  2. Years ago, when I was the only female full-time faculty member at a fundamentalist college, I was expected to join the “faculty wives” by bringing home-baked cookies to faculty retreats. (Nobody expected my husband to provide anything, of course). I remember the huge COURAGE it took to stand up in protest against such expecttions. Gender role-assignments feel like the will of God until they are confronted and shown to be just human contructions intended to preserve patriarchal power. Making our God-language inclusive is a basic and fundamental beginning, but a great deal of courage is required. People will call you names–but if you remember your sisters and and feminist brothers and in-betweens and their solidarity with you, you can do it!

  3. Thank you, Melanie, for choosing this topic. And thank you, Kendra and Letha, for excellent responses, showing how the gender expectations surrounding church potlucks are just one of the symptoms of the disease of patriarchy in our churches. Many years ago I began “taking a stand” on potlucks by bringing something I bought or volunteering to bring the paper plates and napkins (what the men usually volunteered for) or encouraging my husband, who really likes to cook, to make something for the potlucks. He was very willing, but I often noticed something interesting: he wanted me to carry the dish into the church. But when people started complimenting me on it, I would proudly say that David had made it. Kendra, I was delighted to see your connection of potlucks to God-language. I totally agree that churches who “fail to change their language for God will nevertheless continue to reflect patriarchy in Sunday school classes, nursery attendants, potluck dinners, vacation Bible school programs, and all the rest of it.”

  4. Thank you, Becky and Virginia, for your comments. I hadn’t even considered what women who are clergy must do to negotiate the shoals of potlucks! I love that you all have contests at a potluck. I wonder if that would bring in more participation from others, including those who don’t cook but love to compete. I resonate more with Virginia’s experience, as a faculty wife who is also a faculty member here. I think I need more of Virginia’s courage to stand up to expectations about what I should or should not do.

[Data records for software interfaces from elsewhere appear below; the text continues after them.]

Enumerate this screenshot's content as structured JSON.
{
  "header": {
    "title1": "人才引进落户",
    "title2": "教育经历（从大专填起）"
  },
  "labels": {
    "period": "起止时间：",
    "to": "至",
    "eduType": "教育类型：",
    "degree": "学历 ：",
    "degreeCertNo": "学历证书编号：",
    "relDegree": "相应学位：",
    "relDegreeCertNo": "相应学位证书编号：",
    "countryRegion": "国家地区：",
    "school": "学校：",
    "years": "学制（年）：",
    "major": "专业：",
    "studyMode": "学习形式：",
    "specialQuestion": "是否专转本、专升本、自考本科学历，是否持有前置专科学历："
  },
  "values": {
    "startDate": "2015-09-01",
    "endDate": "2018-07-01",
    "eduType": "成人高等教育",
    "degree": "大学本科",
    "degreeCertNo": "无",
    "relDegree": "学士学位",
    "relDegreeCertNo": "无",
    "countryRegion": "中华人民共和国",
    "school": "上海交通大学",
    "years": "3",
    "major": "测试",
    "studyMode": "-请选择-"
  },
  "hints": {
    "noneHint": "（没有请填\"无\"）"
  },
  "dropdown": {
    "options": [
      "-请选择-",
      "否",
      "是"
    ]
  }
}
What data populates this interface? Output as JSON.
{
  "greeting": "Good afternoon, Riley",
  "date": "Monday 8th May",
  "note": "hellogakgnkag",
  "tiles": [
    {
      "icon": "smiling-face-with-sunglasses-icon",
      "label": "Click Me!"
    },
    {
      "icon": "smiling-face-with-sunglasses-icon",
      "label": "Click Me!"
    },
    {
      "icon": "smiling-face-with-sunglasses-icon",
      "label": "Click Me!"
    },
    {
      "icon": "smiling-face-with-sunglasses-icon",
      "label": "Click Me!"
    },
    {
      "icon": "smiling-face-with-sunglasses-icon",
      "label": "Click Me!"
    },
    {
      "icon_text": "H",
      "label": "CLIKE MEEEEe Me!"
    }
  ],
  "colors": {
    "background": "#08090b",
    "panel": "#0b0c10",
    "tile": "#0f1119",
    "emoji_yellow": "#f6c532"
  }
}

Please enter your comment!
Please enter your name here

This site uses Akismet to reduce spam. Learn how your comment data is processed.